What lesson or skill did you learn from training (formal or informal) at McKinsey and how has it helped in your role?  Before my training at McKinsey, I thought good work was all about coming up with structured ideas with supporting data. However, now in my approach to building documents and leading meetings, my thought process has changed to the following: 1) What do I want my stakeholder to know?; 2) What do I want my stakeholder to feel?; 3) What do I want my stakeholders to do? This makes a difference when it comes to driving fast moving impact.

Tell us about an “only at McKinsey” moment you’ve had so far. In my first project with McKinsey, I worked alongside executive leadership for a well-known consumer client. As I drove by one of my client’s retail stores with a friend, a sense of pride came over me for the positive impact we were driving for both the employees and customers for that company. However, I had to keep those details confidential but it became an “only at McKinsey” moment for me all the same.

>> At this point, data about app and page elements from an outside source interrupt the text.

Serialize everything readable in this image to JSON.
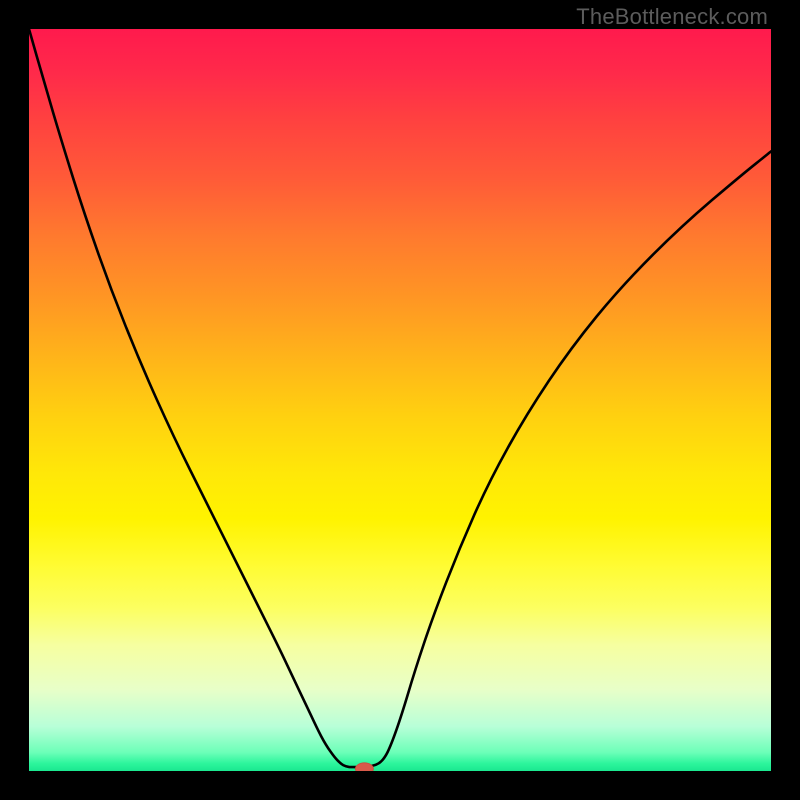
{
  "watermark": "TheBottleneck.com",
  "chart_data": {
    "type": "line",
    "title": "",
    "xlabel": "",
    "ylabel": "",
    "xlim": [
      0,
      1
    ],
    "ylim": [
      0,
      1
    ],
    "grid": false,
    "legend": false,
    "series": [
      {
        "name": "curve",
        "x": [
          0.0,
          0.02,
          0.045,
          0.075,
          0.11,
          0.15,
          0.195,
          0.24,
          0.28,
          0.31,
          0.335,
          0.355,
          0.372,
          0.388,
          0.4,
          0.412,
          0.42,
          0.427,
          0.435,
          0.465,
          0.478,
          0.488,
          0.502,
          0.52,
          0.545,
          0.58,
          0.62,
          0.67,
          0.73,
          0.8,
          0.88,
          0.96,
          1.0
        ],
        "y": [
          1.0,
          0.93,
          0.845,
          0.75,
          0.65,
          0.55,
          0.45,
          0.36,
          0.28,
          0.22,
          0.17,
          0.128,
          0.092,
          0.058,
          0.035,
          0.018,
          0.01,
          0.006,
          0.005,
          0.006,
          0.015,
          0.035,
          0.075,
          0.135,
          0.21,
          0.3,
          0.39,
          0.48,
          0.57,
          0.655,
          0.735,
          0.803,
          0.835
        ]
      }
    ],
    "annotations": [
      {
        "name": "marker-dot",
        "x": 0.452,
        "y": 0.003,
        "color": "#d85a4a",
        "rx": 9,
        "ry": 6
      }
    ],
    "background": {
      "type": "vertical-gradient",
      "stops": [
        {
          "pos": 0.0,
          "color": "#ff1a4d"
        },
        {
          "pos": 0.5,
          "color": "#ffd010"
        },
        {
          "pos": 0.8,
          "color": "#fcff60"
        },
        {
          "pos": 1.0,
          "color": "#1ae890"
        }
      ]
    }
  }
}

Tell us something you’ve learned about yourself or something that brought you closer to teammates or clients during the COVID-19 pandemic? Without the daily human interaction, it is difficult to know what is going on in your colleague’s life outside of the planned meetings. Now, more than ever, it is important to be a little more open and vulnerable because your teammates can be there for you. None of us have to go through this difficult time alone.

What advice would you give someone interviewing at McKinsey? Don’t forget the people interviewing you are humans too. Tell your story in a structured way that you would tell your friend. Bring the same enthusiasm and curiosity when going through the case and PEI interviews; we want to know what it would be like working with you.

Who has had the biggest impact on you at McKinsey and how has she/he helped you? Darius Bates, one of the partners at my home office. From day one, he has been supportive of me and the rest of my associate class. He has unwaveringly been supportive on a professional and personal level, ensuring we are in a position to succeed. I love that he provides tactical advice – actions to take to ensure structure and growth on every client project – beyond theoretical words of inspiration (which are also great). Furthermore, he serves as a role model, making the path toward success at the firm more clear.

My most meaningful achievement (professional or personal) and how it made a difference is… Back in high school, my team was in a close football game with a few seconds left against our rival school. I was playing quarterback on the possession, so the game was dependent on my execution to make it happen. I felt the full force of the pressure, but I harnessed my internal faith and confidence to hone in on the goal. Eight seconds later, we won the game with my last second touchdown throw. That experience was a meaningful achievement for me because I understood the pure joy of achievement with a team after facing adversity. Whenever I am in a position, either professional or personal, where I am feeling adversity and pressure, I stand confident focused on the end-goal.

A fun fact about me is… I am a black belt in Tae Kwon Do and participated in the 1999 Junior Olympics. Maybe one day I can open up a gym and/or studio!

DON’T MISS: MEET THE MCKINSEY MBA CLASS OF 2020